“The drive to build Pemberton quickly resulted in corners being cut with the building materials, and then too many textile machines were packed into the mill space,” he says. “The result was a disaster waiting to happen. As for the collapse itself, it was well known that the materials used to manufacture the posts to hold up the floors were of poor quality. The inquest after the collapse made this clear.”

“My role as a structural engineer was to investigate the failure mechanism for the Pemberton Mill collapse,” says Yu. “I performed static and dynamic analyses to see what the internal force distribution looked like.”

He says there are three main causes that led to the total collapse of the mill: first, its structural system was inherently weak due to the mill’s excessively large windows and thin walls; second, its construction period was much shorter than other mills at the time in New England, suggesting possible quality problems during construction (in fact, one of the original cast-iron support columns was found to have an irregular cross section ߞ; evidence that the engineers on the site didn’t do their job); and third, heavy machinery used in cutting and punching textile was excessively loaded on the mill’s fourth floor on the day of the collapse.

“This produced what we call stress/load concentration, which crashed the floor slabs and led to progressive failure of the building’s structure,” says Yu.

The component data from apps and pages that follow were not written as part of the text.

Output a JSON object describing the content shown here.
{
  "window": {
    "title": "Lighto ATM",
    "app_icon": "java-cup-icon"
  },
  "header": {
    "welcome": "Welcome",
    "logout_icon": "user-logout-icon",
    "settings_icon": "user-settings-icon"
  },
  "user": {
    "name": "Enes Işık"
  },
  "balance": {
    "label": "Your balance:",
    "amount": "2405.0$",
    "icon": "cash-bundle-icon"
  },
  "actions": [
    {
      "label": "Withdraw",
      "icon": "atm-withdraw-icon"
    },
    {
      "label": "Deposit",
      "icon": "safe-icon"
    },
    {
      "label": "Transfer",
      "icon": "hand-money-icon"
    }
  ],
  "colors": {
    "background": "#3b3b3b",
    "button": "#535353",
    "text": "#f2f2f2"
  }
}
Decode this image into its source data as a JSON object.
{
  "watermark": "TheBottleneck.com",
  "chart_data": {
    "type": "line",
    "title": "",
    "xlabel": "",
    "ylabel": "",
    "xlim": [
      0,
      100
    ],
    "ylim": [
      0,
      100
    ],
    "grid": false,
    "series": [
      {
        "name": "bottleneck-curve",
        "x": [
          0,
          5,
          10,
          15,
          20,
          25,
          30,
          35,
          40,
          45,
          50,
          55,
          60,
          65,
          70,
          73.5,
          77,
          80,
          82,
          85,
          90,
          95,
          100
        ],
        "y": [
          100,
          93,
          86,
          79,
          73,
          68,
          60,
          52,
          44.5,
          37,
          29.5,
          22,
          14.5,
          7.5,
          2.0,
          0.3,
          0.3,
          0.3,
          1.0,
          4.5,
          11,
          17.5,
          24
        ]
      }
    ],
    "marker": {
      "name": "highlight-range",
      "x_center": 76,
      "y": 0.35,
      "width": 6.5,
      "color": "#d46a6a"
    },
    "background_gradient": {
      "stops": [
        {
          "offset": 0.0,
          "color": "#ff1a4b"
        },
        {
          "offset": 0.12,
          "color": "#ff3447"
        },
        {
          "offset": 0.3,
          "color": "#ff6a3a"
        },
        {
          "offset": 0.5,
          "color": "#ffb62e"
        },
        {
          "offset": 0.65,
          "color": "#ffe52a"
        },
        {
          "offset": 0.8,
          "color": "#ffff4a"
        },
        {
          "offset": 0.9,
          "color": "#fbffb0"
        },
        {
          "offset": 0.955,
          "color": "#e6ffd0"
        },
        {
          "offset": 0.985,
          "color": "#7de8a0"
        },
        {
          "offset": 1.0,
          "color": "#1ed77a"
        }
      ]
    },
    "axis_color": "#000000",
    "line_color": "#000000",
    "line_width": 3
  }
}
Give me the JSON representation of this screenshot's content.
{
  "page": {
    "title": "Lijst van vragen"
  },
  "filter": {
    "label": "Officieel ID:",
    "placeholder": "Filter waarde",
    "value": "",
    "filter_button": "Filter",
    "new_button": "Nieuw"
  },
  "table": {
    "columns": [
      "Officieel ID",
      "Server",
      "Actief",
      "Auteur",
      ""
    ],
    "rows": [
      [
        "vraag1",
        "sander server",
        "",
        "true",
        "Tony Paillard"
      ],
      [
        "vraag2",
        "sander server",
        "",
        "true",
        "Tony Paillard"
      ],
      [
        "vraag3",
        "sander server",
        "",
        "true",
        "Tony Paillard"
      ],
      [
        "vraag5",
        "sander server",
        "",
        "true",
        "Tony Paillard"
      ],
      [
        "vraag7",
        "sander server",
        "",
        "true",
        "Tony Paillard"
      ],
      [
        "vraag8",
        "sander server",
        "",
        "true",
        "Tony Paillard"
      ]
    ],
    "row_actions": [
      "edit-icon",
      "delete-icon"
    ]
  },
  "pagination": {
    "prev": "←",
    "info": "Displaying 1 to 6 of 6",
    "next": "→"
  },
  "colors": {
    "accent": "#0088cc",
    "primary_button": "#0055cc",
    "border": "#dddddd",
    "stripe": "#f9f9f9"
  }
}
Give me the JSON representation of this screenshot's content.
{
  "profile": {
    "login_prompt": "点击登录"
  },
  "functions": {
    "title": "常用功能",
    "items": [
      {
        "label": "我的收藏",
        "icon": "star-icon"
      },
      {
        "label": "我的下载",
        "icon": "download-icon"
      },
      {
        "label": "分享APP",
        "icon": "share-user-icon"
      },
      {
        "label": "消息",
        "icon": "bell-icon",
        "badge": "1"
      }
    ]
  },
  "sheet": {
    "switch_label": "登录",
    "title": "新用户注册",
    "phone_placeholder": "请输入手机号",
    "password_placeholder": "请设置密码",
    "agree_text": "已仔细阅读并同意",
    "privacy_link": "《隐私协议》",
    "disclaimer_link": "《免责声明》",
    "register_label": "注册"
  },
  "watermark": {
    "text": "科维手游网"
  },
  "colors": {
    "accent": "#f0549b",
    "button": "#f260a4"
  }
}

Yu created a computer simulation of such structural failure due to impact loading to reproduce the collapse of the Pemberton Mill. His animation shows heavy machinery crashing onto the ground floor, causing the support beams and columns to fail and collapse.

“This simulation represents only a qualitative, not quantitative, analysis model since there are a lot of variables involved,” he says. “We have no information about the exact physical properties and characteristics of the construction materials used in the mill so it is difficult to predict the building’s structural behavior with great scientific accuracy.”

As for the effect of the Pemberton collapse on mill safety, Forrant says there was next to none.

“Laborers did not have any worker’s compensation at the time and many families who lost wage-earners became destitute as a result of the mill’s collapse,” he says. “No one was punished for the Pemberton disaster. It took another major tragedy ߞ; the Triangle Shirtwaist Factory fire in New York City in 1911 ߞ; to begin to create workplace safety reforms. However, it was not until 1972 that the country obtained national health and safety regulation with the creation of the Occupational Safety and Health Administration.”

For more information and updates on the documentary, visit Sandberg’s blog at www.queencityma.wordpress.com.


Prof. Robert Forrant
Asst. Prof. Tzu-Yang Yu